The task:
Go through the entries below. Copy out every line that contains "object".

= = =

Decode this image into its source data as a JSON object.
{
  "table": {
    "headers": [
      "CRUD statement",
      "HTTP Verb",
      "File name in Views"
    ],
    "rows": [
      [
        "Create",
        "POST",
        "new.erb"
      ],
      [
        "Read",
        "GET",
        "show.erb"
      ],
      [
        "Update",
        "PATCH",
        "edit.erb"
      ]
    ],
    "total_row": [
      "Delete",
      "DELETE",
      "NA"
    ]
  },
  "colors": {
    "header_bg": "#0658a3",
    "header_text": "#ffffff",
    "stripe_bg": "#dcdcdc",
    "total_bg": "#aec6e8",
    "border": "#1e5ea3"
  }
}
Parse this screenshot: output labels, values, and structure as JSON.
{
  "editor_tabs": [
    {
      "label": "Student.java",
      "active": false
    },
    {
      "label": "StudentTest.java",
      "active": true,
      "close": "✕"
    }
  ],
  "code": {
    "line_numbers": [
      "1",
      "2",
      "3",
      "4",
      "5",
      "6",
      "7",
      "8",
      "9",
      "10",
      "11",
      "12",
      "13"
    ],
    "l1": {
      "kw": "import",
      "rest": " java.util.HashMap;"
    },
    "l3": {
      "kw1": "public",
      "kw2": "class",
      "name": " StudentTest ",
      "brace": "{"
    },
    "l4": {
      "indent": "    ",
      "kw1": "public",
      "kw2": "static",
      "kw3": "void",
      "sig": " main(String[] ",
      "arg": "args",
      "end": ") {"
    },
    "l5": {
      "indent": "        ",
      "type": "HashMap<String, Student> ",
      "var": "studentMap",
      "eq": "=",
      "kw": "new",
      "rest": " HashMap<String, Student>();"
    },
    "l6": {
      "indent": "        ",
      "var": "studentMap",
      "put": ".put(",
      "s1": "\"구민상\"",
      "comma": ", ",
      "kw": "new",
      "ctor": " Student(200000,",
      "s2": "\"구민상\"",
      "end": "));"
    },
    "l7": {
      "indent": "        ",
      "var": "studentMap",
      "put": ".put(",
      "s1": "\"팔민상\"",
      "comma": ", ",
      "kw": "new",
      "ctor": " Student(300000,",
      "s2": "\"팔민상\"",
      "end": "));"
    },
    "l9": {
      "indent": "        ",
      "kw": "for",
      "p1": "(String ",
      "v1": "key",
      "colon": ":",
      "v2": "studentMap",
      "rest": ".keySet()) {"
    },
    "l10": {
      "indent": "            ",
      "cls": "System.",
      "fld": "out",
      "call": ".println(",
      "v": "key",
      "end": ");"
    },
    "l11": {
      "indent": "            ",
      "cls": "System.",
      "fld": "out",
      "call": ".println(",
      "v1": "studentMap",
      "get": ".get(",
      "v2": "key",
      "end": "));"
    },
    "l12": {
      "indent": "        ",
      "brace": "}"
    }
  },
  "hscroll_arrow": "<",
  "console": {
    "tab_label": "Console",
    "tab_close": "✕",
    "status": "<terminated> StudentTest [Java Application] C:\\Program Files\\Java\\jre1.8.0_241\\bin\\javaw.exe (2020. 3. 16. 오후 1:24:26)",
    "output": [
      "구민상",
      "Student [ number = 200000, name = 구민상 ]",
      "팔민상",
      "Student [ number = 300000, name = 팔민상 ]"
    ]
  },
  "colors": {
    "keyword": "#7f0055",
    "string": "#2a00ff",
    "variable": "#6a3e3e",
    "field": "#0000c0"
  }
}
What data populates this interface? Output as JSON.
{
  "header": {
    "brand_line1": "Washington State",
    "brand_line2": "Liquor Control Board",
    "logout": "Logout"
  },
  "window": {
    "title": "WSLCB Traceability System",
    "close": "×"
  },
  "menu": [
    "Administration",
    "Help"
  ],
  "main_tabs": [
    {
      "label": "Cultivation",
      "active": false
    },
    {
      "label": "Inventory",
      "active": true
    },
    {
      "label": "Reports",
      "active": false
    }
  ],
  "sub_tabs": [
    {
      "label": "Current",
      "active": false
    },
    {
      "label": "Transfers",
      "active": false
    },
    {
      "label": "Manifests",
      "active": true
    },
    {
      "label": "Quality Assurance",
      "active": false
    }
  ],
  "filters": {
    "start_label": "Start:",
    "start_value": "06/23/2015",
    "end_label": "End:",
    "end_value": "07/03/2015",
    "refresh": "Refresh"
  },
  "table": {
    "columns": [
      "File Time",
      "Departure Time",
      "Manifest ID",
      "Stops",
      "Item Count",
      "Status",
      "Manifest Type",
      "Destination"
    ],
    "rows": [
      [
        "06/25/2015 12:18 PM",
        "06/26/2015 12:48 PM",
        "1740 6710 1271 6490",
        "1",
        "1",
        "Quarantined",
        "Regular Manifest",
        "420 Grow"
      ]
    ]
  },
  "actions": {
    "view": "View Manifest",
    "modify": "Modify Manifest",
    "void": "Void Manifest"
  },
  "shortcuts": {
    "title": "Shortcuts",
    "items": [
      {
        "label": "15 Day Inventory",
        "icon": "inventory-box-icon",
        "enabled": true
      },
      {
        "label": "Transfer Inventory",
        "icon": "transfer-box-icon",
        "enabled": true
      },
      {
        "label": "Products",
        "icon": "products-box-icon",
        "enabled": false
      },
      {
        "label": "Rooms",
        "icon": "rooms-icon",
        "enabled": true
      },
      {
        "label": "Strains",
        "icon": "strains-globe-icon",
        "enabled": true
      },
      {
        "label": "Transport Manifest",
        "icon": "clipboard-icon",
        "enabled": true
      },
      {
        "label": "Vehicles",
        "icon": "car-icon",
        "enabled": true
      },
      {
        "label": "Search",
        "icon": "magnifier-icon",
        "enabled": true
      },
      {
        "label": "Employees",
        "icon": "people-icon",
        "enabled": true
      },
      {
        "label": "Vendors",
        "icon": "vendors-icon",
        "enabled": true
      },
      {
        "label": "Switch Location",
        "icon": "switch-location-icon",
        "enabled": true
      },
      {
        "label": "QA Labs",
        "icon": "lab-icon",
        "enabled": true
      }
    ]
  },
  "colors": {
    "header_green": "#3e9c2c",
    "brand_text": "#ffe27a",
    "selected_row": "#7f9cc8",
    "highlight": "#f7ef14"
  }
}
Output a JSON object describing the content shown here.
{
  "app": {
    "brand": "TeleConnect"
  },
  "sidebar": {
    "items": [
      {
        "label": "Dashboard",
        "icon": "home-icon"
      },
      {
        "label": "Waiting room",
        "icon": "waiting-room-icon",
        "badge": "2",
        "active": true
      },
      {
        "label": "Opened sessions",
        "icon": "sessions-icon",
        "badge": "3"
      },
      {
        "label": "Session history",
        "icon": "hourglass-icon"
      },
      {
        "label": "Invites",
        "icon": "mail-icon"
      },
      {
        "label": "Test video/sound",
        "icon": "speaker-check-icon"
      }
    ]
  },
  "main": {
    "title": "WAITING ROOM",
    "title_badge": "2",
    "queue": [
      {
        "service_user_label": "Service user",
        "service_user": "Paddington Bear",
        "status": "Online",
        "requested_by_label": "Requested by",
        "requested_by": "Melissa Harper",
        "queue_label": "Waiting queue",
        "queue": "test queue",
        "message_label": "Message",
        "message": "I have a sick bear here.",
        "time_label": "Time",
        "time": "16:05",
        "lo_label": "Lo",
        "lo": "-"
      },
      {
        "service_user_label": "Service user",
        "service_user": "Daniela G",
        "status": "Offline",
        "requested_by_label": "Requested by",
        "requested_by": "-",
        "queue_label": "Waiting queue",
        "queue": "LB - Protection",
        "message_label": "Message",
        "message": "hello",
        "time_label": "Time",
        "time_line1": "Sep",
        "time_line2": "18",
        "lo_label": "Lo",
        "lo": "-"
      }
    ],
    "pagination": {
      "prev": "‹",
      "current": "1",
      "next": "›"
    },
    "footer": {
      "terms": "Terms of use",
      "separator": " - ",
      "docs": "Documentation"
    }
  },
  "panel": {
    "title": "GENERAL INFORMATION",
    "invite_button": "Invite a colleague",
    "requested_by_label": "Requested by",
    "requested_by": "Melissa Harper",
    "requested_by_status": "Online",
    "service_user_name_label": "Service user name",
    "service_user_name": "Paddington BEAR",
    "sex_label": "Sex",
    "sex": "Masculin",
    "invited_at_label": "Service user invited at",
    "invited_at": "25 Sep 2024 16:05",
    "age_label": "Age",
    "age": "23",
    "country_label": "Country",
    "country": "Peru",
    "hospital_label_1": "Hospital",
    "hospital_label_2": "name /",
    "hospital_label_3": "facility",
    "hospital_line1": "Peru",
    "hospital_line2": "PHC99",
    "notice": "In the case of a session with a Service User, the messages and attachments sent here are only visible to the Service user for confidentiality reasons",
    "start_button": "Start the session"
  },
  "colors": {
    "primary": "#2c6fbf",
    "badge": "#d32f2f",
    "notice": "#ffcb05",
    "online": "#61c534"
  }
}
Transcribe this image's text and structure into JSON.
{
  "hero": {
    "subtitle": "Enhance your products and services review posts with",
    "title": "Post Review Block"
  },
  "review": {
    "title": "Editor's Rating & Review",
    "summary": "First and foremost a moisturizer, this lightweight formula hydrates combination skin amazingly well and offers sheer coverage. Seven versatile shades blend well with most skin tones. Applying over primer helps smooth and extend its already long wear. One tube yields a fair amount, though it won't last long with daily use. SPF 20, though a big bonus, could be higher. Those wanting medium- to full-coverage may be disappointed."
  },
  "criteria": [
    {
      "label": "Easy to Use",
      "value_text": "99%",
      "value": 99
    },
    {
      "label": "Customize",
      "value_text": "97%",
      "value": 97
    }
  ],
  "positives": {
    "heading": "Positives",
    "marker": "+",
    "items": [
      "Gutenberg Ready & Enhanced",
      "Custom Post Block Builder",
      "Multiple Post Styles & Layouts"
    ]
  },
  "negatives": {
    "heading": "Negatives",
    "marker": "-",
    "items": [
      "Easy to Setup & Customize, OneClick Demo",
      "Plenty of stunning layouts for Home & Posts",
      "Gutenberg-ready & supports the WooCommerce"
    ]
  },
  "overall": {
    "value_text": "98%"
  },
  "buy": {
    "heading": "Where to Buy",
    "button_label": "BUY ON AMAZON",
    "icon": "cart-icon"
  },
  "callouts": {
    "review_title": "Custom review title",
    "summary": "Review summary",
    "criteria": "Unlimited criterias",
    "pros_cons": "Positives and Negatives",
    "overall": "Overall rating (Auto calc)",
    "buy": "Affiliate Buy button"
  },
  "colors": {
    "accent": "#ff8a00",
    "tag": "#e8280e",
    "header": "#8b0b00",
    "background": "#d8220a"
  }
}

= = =

Exercise solution:
Decode this image into its source data as a JSON object.
Output a JSON object describing the content shown here.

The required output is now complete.